The nice thing about the IR led and phototransistor references given before is that you can make a full soldered PCB with them at JLCPCB, and this is what I did.

Simulations:

Wanted to check the theorical working of the technology so played a bit with LTSpice simulator.
A phototransistor is just a NPN transistor with its base exposed to light, as there are no way to simulate a phototransistor in Spice I just used a NPN transistor as a replacement.
When there is a good amount of current to the base of the NPN, this would simulate the IR light that goes to the base of the phototransistor.
Came with a schematic that work in theory.

IR led on:

IR led off:

Came out with 470Ohms resistor for the IR led and 10KOhms resistor for the phototransistor.
Let’s see if it will work in practice and if we can do better.

Experimentation:

Breadboarded everything with a Teensy 3.2, a 3.3V device.
One of the IO pins is configured as output and drives the IR led through its 470Ohms resistor to limit current.
Another IO pin is configured as input, current is limited by a 10KOhms resistor.

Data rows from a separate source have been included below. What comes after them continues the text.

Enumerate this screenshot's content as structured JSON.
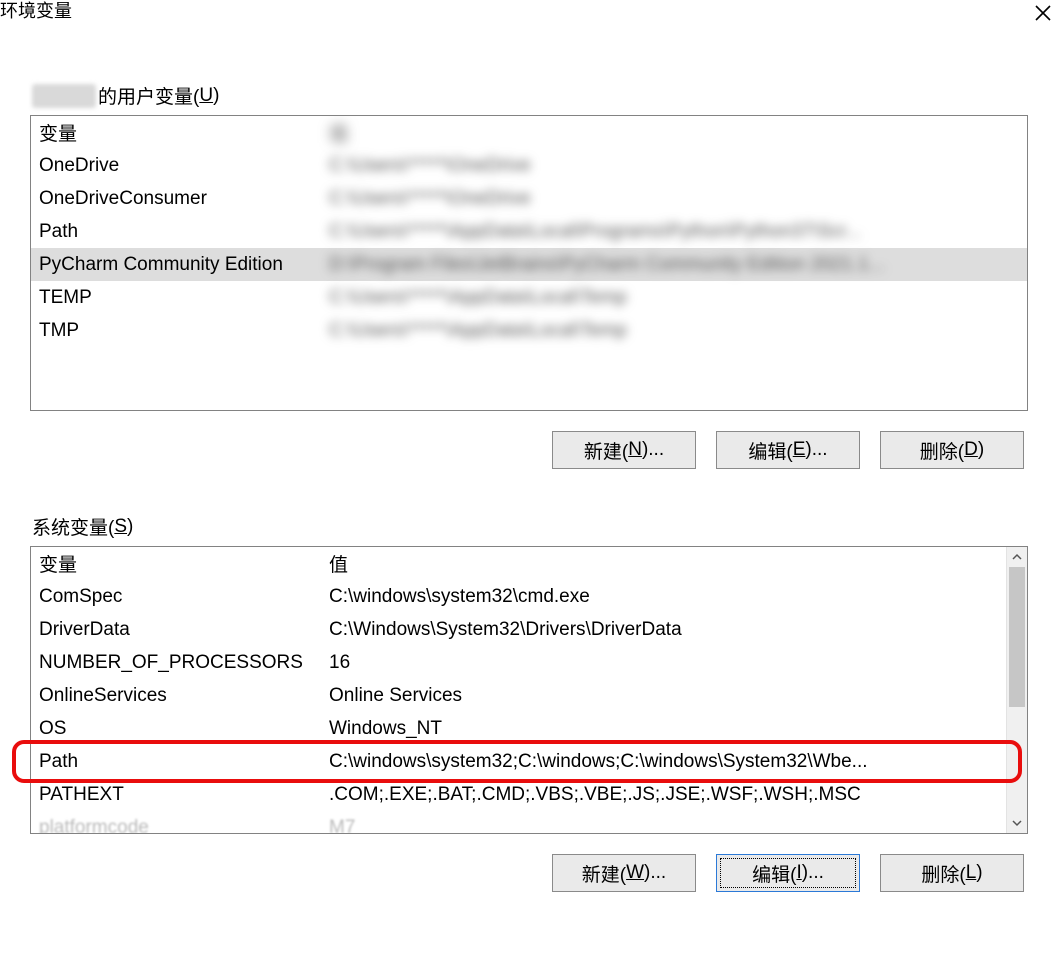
{
  "window": {
    "title": "环境变量"
  },
  "user_section": {
    "label_suffix": " 的用户变量(",
    "label_accel": "U",
    "label_end": ")",
    "columns": {
      "var": "变量",
      "val": "值"
    },
    "rows": [
      {
        "var": "OneDrive",
        "val": "C:\\Users\\*****\\OneDrive",
        "blur": true
      },
      {
        "var": "OneDriveConsumer",
        "val": "C:\\Users\\*****\\OneDrive",
        "blur": true
      },
      {
        "var": "Path",
        "val": "C:\\Users\\*****\\AppData\\Local\\Programs\\Python\\Python37\\Scr...",
        "blur": true
      },
      {
        "var": "PyCharm Community Edition",
        "val": "D:\\Program Files\\JetBrains\\PyCharm Community Edition 2021.1...",
        "blur": true,
        "selected": true
      },
      {
        "var": "TEMP",
        "val": "C:\\Users\\*****\\AppData\\Local\\Temp",
        "blur": true
      },
      {
        "var": "TMP",
        "val": "C:\\Users\\*****\\AppData\\Local\\Temp",
        "blur": true
      }
    ],
    "buttons": {
      "new": {
        "text": "新建(",
        "accel": "N",
        "end": ")..."
      },
      "edit": {
        "text": "编辑(",
        "accel": "E",
        "end": ")..."
      },
      "delete": {
        "text": "删除(",
        "accel": "D",
        "end": ")"
      }
    }
  },
  "system_section": {
    "label": "系统变量(",
    "label_accel": "S",
    "label_end": ")",
    "columns": {
      "var": "变量",
      "val": "值"
    },
    "rows": [
      {
        "var": "ComSpec",
        "val": "C:\\windows\\system32\\cmd.exe"
      },
      {
        "var": "DriverData",
        "val": "C:\\Windows\\System32\\Drivers\\DriverData"
      },
      {
        "var": "NUMBER_OF_PROCESSORS",
        "val": "16"
      },
      {
        "var": "OnlineServices",
        "val": "Online Services"
      },
      {
        "var": "OS",
        "val": "Windows_NT"
      },
      {
        "var": "Path",
        "val": "C:\\windows\\system32;C:\\windows;C:\\windows\\System32\\Wbe...",
        "highlight": true
      },
      {
        "var": "PATHEXT",
        "val": ".COM;.EXE;.BAT;.CMD;.VBS;.VBE;.JS;.JSE;.WSF;.WSH;.MSC"
      }
    ],
    "buttons": {
      "new": {
        "text": "新建(",
        "accel": "W",
        "end": ")..."
      },
      "edit": {
        "text": "编辑(",
        "accel": "I",
        "end": ")...",
        "focus": true
      },
      "delete": {
        "text": "删除(",
        "accel": "L",
        "end": ")"
      }
    }
  }
}
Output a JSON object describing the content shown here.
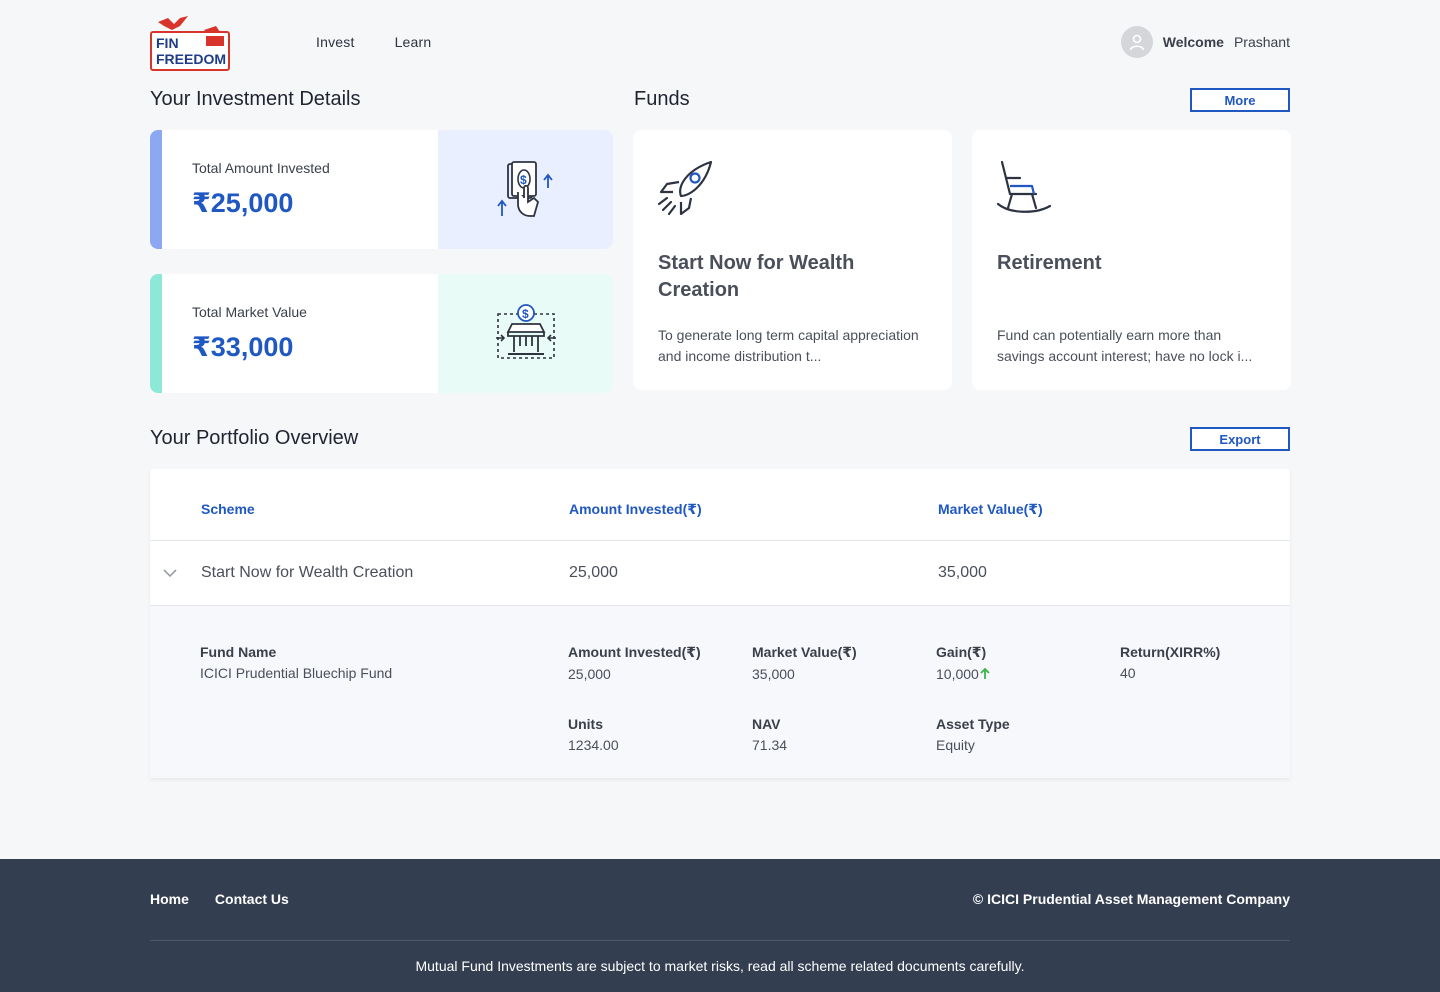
{
  "header": {
    "logo_line1": "FIN",
    "logo_line2": "FREEDOM",
    "nav": [
      {
        "label": "Invest"
      },
      {
        "label": "Learn"
      }
    ],
    "welcome_label": "Welcome",
    "user_name": "Prashant"
  },
  "investment": {
    "title": "Your Investment Details",
    "cards": [
      {
        "label": "Total Amount Invested",
        "value": "₹25,000",
        "accent": "#8ba8f0",
        "panel": "#e9efff",
        "icon": "money-hand-icon"
      },
      {
        "label": "Total Market Value",
        "value": "₹33,000",
        "accent": "#8ee8d8",
        "panel": "#e9fbf6",
        "icon": "market-stall-icon"
      }
    ]
  },
  "funds": {
    "title": "Funds",
    "more_label": "More",
    "cards": [
      {
        "title": "Start Now for Wealth Creation",
        "desc": "To generate long term capital appreciation and income distribution t...",
        "icon": "rocket-icon"
      },
      {
        "title": "Retirement",
        "desc": "Fund can potentially earn more than savings account interest; have no lock i...",
        "icon": "rocking-chair-icon"
      }
    ]
  },
  "portfolio": {
    "title": "Your Portfolio Overview",
    "export_label": "Export",
    "columns": [
      "Scheme",
      "Amount Invested(₹)",
      "Market Value(₹)"
    ],
    "row": {
      "scheme": "Start Now for Wealth Creation",
      "invested": "25,000",
      "market": "35,000"
    },
    "details": {
      "fund_name_label": "Fund Name",
      "fund_name": "ICICI Prudential Bluechip Fund",
      "invested_label": "Amount Invested(₹)",
      "invested": "25,000",
      "market_label": "Market Value(₹)",
      "market": "35,000",
      "gain_label": "Gain(₹)",
      "gain": "10,000",
      "return_label": "Return(XIRR%)",
      "return": "40",
      "units_label": "Units",
      "units": "1234.00",
      "nav_label": "NAV",
      "nav": "71.34",
      "asset_label": "Asset Type",
      "asset": "Equity"
    }
  },
  "footer": {
    "links": [
      {
        "label": "Home"
      },
      {
        "label": "Contact Us"
      }
    ],
    "copyright": "© ICICI Prudential Asset Management Company",
    "disclaimer": "Mutual Fund Investments are subject to market risks, read all scheme related documents carefully."
  },
  "colors": {
    "accent": "#1f57c3",
    "footer": "#333f51",
    "gain_up": "#3bb54a"
  }
}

If sufficient light flow through the base of the PT (phototransistor) then this IO pin will register a low input, high otherwise.

Checked before that IR led forward voltage was indeed 1.2V(using a multimeter), very important to know to compute the amount of current given the resistance.

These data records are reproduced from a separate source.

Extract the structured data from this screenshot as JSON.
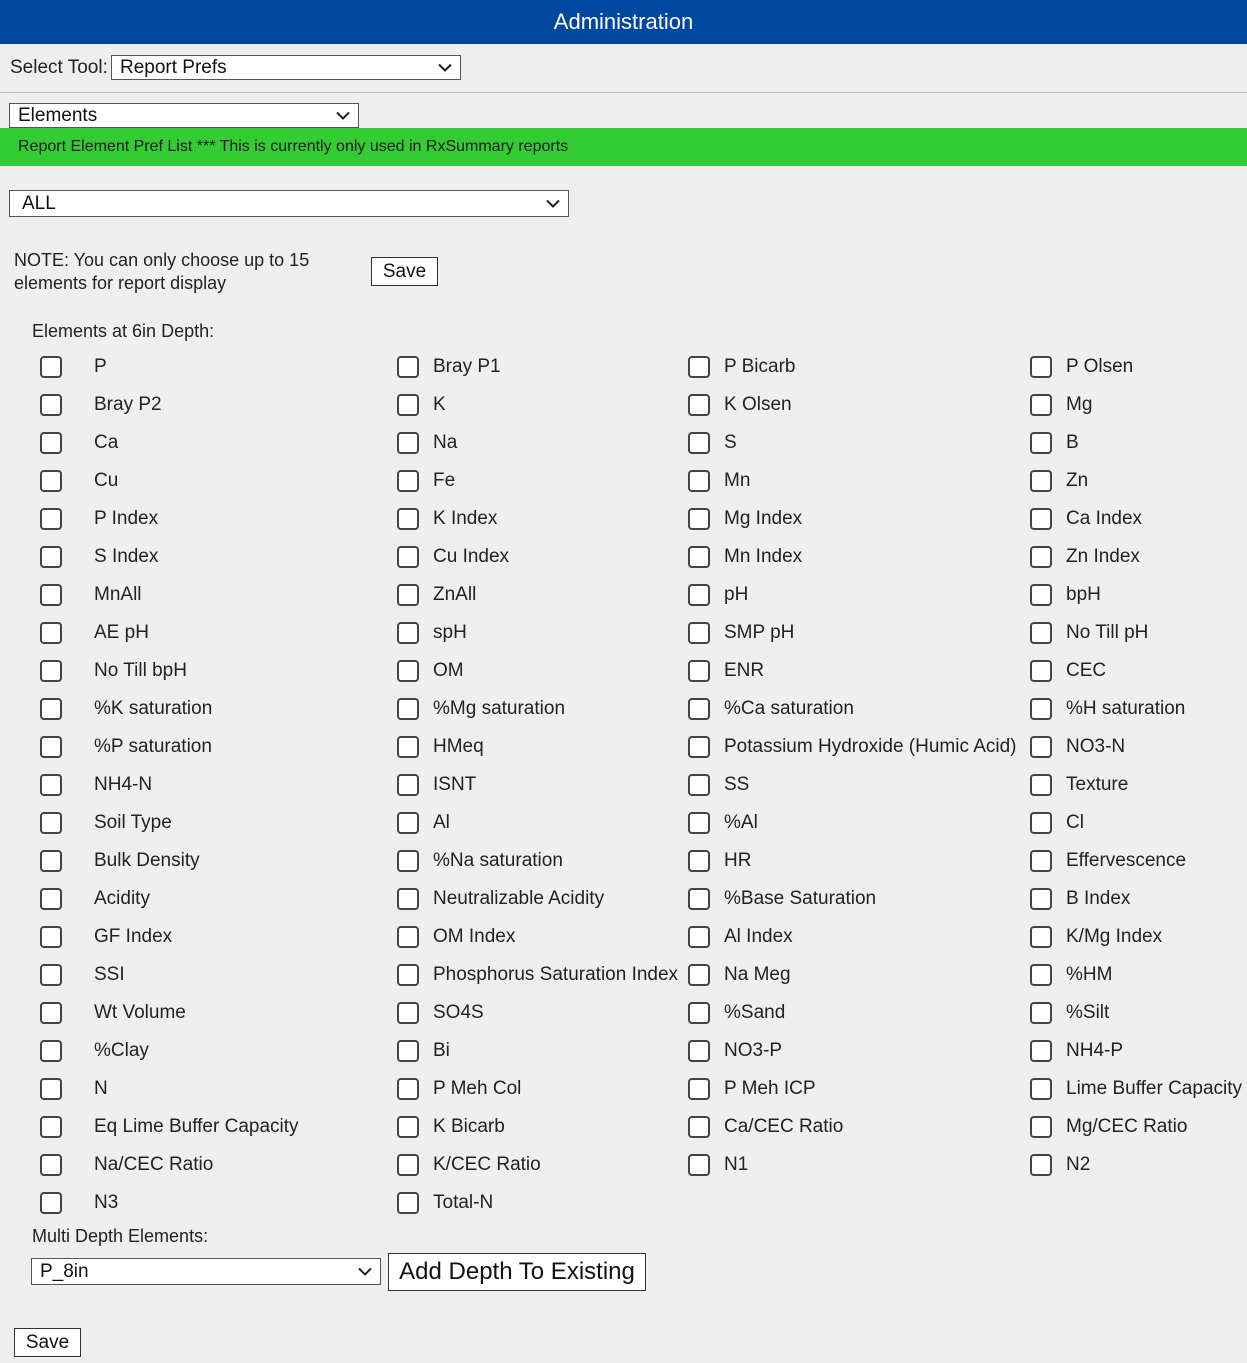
{
  "header": {
    "title": "Administration"
  },
  "tool_select": {
    "label": "Select Tool:",
    "value": "Report Prefs"
  },
  "category_select": {
    "value": "Elements"
  },
  "banner": {
    "text": "Report Element Pref List *** This is currently only used in RxSummary reports"
  },
  "filter_select": {
    "value": "ALL"
  },
  "note": {
    "line1": "NOTE: You can only choose up to 15",
    "line2": "elements for report display"
  },
  "save_top_label": "Save",
  "section_title": "Elements at 6in Depth:",
  "elements": [
    [
      "P",
      "Bray P1",
      "P Bicarb",
      "P Olsen"
    ],
    [
      "Bray P2",
      "K",
      "K Olsen",
      "Mg"
    ],
    [
      "Ca",
      "Na",
      "S",
      "B"
    ],
    [
      "Cu",
      "Fe",
      "Mn",
      "Zn"
    ],
    [
      "P Index",
      "K Index",
      "Mg Index",
      "Ca Index"
    ],
    [
      "S Index",
      "Cu Index",
      "Mn Index",
      "Zn Index"
    ],
    [
      "MnAll",
      "ZnAll",
      "pH",
      "bpH"
    ],
    [
      "AE pH",
      "spH",
      "SMP pH",
      "No Till pH"
    ],
    [
      "No Till bpH",
      "OM",
      "ENR",
      "CEC"
    ],
    [
      "%K saturation",
      "%Mg saturation",
      "%Ca saturation",
      "%H saturation"
    ],
    [
      "%P saturation",
      "HMeq",
      "Potassium Hydroxide (Humic Acid)",
      "NO3-N"
    ],
    [
      "NH4-N",
      "ISNT",
      "SS",
      "Texture"
    ],
    [
      "Soil Type",
      "Al",
      "%Al",
      "Cl"
    ],
    [
      "Bulk Density",
      "%Na saturation",
      "HR",
      "Effervescence"
    ],
    [
      "Acidity",
      "Neutralizable Acidity",
      "%Base Saturation",
      "B Index"
    ],
    [
      "GF Index",
      "OM Index",
      "Al Index",
      "K/Mg Index"
    ],
    [
      "SSI",
      "Phosphorus Saturation Index",
      "Na Meg",
      "%HM"
    ],
    [
      "Wt Volume",
      "SO4S",
      "%Sand",
      "%Silt"
    ],
    [
      "%Clay",
      "Bi",
      "NO3-P",
      "NH4-P"
    ],
    [
      "N",
      "P Meh Col",
      "P Meh ICP",
      "Lime Buffer Capacity"
    ],
    [
      "Eq Lime Buffer Capacity",
      "K Bicarb",
      "Ca/CEC Ratio",
      "Mg/CEC Ratio"
    ],
    [
      "Na/CEC Ratio",
      "K/CEC Ratio",
      "N1",
      "N2"
    ],
    [
      "N3",
      "Total-N"
    ]
  ],
  "multi_depth": {
    "label": "Multi Depth Elements:",
    "select_value": "P_8in",
    "add_button": "Add Depth To Existing"
  },
  "save_bottom_label": "Save",
  "colors": {
    "header_bg": "#0047a0",
    "banner_bg": "#33cc33",
    "page_bg": "#efefef"
  }
}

And it works!

Let’s see the current needed for the IR led and the PT.
IR led: A = (3.3V-1.2V) / 470 Ohms = ~4.5mA.
PT: A = ~3.3V / 10000Ohms = ~0.3mA

We are not too worried about the current driven by the PT, but more by the IR led.

Can we do better?

After some trials and errors I came with better resistor values that uses less current and still works.
IR led: A = (3.3V-1.2V) / 2200 Ohms = ~1mA
PT: A = ~3.3V / 47000 Ohms = ~70uA

With a 2.2K resistor for the IR led and 47K resistor for the PT current is much lower.
So much lower that we could think of driving several IR leds with just an IO pin :slight_smile:

If you want to experiment yourself with an ATMega MCU, keep in mind that it is 5V and the resistors values are calculated for a 3.3V MCU.
This is the current that is important, so just compute the new resistances based on the currents I obtained in the results (~1mA for IR led and ~70 uA for PT).

This is all for now folks !

10 Likes

I appreciate you documenting and sharing your research, its really interesting! I can’t tell from the pictures, how are the switches fixed to the PCB? No pins to solder it to the PCB is whats confusing me.

1 Like

I think all optical-switch keyboards are hotswappable, the plate will hold the switches.

2 Likes

Exactly that.

1 Like

Aha, I thought that might be the case.